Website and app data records
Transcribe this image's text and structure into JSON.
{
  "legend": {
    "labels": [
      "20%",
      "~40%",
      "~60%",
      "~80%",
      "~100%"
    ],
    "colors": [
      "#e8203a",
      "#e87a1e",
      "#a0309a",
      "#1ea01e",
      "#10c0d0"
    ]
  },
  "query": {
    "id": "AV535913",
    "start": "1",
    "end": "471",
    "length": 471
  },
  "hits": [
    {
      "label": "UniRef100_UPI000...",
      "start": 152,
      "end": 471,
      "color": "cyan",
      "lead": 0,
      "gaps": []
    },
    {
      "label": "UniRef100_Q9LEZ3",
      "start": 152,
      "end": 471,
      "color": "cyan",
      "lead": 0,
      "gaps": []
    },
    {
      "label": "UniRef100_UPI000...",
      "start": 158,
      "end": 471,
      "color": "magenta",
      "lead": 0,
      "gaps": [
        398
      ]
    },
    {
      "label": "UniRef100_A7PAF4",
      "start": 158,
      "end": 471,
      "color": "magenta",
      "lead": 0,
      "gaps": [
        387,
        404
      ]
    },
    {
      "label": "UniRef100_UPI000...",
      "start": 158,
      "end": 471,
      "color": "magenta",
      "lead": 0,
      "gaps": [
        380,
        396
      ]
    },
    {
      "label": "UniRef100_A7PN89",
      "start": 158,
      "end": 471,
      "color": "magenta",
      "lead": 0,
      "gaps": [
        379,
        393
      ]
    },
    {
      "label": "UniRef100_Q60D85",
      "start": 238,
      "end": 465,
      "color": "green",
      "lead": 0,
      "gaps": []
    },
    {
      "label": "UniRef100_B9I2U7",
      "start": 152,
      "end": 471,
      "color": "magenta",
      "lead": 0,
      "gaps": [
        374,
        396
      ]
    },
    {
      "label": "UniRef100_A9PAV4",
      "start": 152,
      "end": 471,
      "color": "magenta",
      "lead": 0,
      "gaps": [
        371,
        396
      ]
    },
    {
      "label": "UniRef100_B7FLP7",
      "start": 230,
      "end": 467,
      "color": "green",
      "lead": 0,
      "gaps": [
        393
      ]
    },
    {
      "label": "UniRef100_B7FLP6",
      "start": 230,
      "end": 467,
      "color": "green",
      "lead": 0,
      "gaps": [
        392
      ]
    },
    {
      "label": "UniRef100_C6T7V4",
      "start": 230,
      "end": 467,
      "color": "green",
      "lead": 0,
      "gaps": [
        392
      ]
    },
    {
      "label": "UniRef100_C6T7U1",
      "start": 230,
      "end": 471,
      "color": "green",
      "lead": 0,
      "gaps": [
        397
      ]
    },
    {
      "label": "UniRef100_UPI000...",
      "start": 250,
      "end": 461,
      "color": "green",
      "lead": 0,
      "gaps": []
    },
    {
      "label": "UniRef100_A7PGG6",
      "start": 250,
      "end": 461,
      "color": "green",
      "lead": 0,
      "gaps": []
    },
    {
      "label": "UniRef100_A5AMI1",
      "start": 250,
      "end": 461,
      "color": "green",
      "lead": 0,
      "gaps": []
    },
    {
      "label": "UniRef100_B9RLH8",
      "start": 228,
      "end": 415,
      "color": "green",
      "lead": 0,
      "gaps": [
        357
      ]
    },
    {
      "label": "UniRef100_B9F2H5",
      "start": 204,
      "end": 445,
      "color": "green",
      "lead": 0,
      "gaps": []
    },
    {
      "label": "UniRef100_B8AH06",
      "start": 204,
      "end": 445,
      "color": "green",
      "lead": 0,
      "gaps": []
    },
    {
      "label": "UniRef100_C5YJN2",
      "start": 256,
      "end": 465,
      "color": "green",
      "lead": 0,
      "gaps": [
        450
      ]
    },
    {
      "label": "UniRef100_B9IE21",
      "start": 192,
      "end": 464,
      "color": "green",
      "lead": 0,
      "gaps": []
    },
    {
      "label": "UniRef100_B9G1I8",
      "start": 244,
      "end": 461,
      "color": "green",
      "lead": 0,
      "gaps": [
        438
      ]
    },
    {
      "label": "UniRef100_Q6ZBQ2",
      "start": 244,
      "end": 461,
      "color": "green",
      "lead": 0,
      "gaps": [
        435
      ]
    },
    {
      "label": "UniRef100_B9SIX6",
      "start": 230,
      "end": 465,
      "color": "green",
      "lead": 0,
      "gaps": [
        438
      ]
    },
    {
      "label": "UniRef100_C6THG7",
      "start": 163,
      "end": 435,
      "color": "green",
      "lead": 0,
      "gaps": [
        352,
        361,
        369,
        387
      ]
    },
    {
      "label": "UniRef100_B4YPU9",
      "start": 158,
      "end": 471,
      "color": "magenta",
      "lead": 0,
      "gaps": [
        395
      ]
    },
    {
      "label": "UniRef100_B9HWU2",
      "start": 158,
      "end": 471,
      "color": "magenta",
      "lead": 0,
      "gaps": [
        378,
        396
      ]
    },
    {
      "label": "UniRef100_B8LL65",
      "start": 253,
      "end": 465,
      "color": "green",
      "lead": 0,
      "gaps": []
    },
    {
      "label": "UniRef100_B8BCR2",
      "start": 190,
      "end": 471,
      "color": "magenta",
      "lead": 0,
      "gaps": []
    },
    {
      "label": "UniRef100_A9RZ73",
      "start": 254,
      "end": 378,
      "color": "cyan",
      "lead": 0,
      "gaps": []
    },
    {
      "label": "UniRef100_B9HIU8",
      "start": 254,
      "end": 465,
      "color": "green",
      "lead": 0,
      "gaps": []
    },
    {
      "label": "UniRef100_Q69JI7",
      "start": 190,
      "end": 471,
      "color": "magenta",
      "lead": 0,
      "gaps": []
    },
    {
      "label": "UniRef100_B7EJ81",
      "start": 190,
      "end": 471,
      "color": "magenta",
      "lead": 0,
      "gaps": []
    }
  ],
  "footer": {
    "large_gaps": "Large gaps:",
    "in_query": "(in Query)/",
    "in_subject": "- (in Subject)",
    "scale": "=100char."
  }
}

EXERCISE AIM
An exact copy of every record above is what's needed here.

ANSWER BELOW
Transcribe this image's text and structure into JSON.
{
  "legend": {
    "labels": [
      "20%",
      "~40%",
      "~60%",
      "~80%",
      "~100%"
    ],
    "colors": [
      "#e8203a",
      "#e87a1e",
      "#a0309a",
      "#1ea01e",
      "#10c0d0"
    ]
  },
  "query": {
    "id": "AV535913",
    "start": "1",
    "end": "471",
    "length": 471
  },
  "hits": [
    {
      "label": "UniRef100_UPI000...",
      "start": 152,
      "end": 471,
      "color": "cyan",
      "lead": 0,
      "gaps": []
    },
    {
      "label": "UniRef100_Q9LEZ3",
      "start": 152,
      "end": 471,
      "color": "cyan",
      "lead": 0,
      "gaps": []
    },
    {
      "label": "UniRef100_UPI000...",
      "start": 158,
      "end": 471,
      "color": "magenta",
      "lead": 0,
      "gaps": [
        398
      ]
    },
    {
      "label": "UniRef100_A7PAF4",
      "start": 158,
      "end": 471,
      "color": "magenta",
      "lead": 0,
      "gaps": [
        387,
        404
      ]
    },
    {
      "label": "UniRef100_UPI000...",
      "start": 158,
      "end": 471,
      "color": "magenta",
      "lead": 0,
      "gaps": [
        380,
        396
      ]
    },
    {
      "label": "UniRef100_A7PN89",
      "start": 158,
      "end": 471,
      "color": "magenta",
      "lead": 0,
      "gaps": [
        379,
        393
      ]
    },
    {
      "label": "UniRef100_Q60D85",
      "start": 238,
      "end": 465,
      "color": "green",
      "lead": 0,
      "gaps": []
    },
    {
      "label": "UniRef100_B9I2U7",
      "start": 152,
      "end": 471,
      "color": "magenta",
      "lead": 0,
      "gaps": [
        374,
        396
      ]
    },
    {
      "label": "UniRef100_A9PAV4",
      "start": 152,
      "end": 471,
      "color": "magenta",
      "lead": 0,
      "gaps": [
        371,
        396
      ]
    },
    {
      "label": "UniRef100_B7FLP7",
      "start": 230,
      "end": 467,
      "color": "green",
      "lead": 0,
      "gaps": [
        393
      ]
    },
    {
      "label": "UniRef100_B7FLP6",
      "start": 230,
      "end": 467,
      "color": "green",
      "lead": 0,
      "gaps": [
        392
      ]
    },
    {
      "label": "UniRef100_C6T7V4",
      "start": 230,
      "end": 467,
      "color": "green",
      "lead": 0,
      "gaps": [
        392
      ]
    },
    {
      "label": "UniRef100_C6T7U1",
      "start": 230,
      "end": 471,
      "color": "green",
      "lead": 0,
      "gaps": [
        397
      ]
    },
    {
      "label": "UniRef100_UPI000...",
      "start": 250,
      "end": 461,
      "color": "green",
      "lead": 0,
      "gaps": []
    },
    {
      "label": "UniRef100_A7PGG6",
      "start": 250,
      "end": 461,
      "color": "green",
      "lead": 0,
      "gaps": []
    },
    {
      "label": "UniRef100_A5AMI1",
      "start": 250,
      "end": 461,
      "color": "green",
      "lead": 0,
      "gaps": []
    },
    {
      "label": "UniRef100_B9RLH8",
      "start": 228,
      "end": 415,
      "color": "green",
      "lead": 0,
      "gaps": [
        357
      ]
    },
    {
      "label": "UniRef100_B9F2H5",
      "start": 204,
      "end": 445,
      "color": "green",
      "lead": 0,
      "gaps": []
    },
    {
      "label": "UniRef100_B8AH06",
      "start": 204,
      "end": 445,
      "color": "green",
      "lead": 0,
      "gaps": []
    },
    {
      "label": "UniRef100_C5YJN2",
      "start": 256,
      "end": 465,
      "color": "green",
      "lead": 0,
      "gaps": [
        450
      ]
    },
    {
      "label": "UniRef100_B9IE21",
      "start": 192,
      "end": 464,
      "color": "green",
      "lead": 0,
      "gaps": []
    },
    {
      "label": "UniRef100_B9G1I8",
      "start": 244,
      "end": 461,
      "color": "green",
      "lead": 0,
      "gaps": [
        438
      ]
    },
    {
      "label": "UniRef100_Q6ZBQ2",
      "start": 244,
      "end": 461,
      "color": "green",
      "lead": 0,
      "gaps": [
        435
      ]
    },
    {
      "label": "UniRef100_B9SIX6",
      "start": 230,
      "end": 465,
      "color": "green",
      "lead": 0,
      "gaps": [
        438
      ]
    },
    {
      "label": "UniRef100_C6THG7",
      "start": 163,
      "end": 435,
      "color": "green",
      "lead": 0,
      "gaps": [
        352,
        361,
        369,
        387
      ]
    },
    {
      "label": "UniRef100_B4YPU9",
      "start": 158,
      "end": 471,
      "color": "magenta",
      "lead": 0,
      "gaps": [
        395
      ]
    },
    {
      "label": "UniRef100_B9HWU2",
      "start": 158,
      "end": 471,
      "color": "magenta",
      "lead": 0,
      "gaps": [
        378,
        396
      ]
    },
    {
      "label": "UniRef100_B8LL65",
      "start": 253,
      "end": 465,
      "color": "green",
      "lead": 0,
      "gaps": []
    },
    {
      "label": "UniRef100_B8BCR2",
      "start": 190,
      "end": 471,
      "color": "magenta",
      "lead": 0,
      "gaps": []
    },
    {
      "label": "UniRef100_A9RZ73",
      "start": 254,
      "end": 378,
      "color": "cyan",
      "lead": 0,
      "gaps": []
    },
    {
      "label": "UniRef100_B9HIU8",
      "start": 254,
      "end": 465,
      "color": "green",
      "lead": 0,
      "gaps": []
    },
    {
      "label": "UniRef100_Q69JI7",
      "start": 190,
      "end": 471,
      "color": "magenta",
      "lead": 0,
      "gaps": []
    },
    {
      "label": "UniRef100_B7EJ81",
      "start": 190,
      "end": 471,
      "color": "magenta",
      "lead": 0,
      "gaps": []
    }
  ],
  "footer": {
    "large_gaps": "Large gaps:",
    "in_query": "(in Query)/",
    "in_subject": "- (in Subject)",
    "scale": "=100char."
  }
}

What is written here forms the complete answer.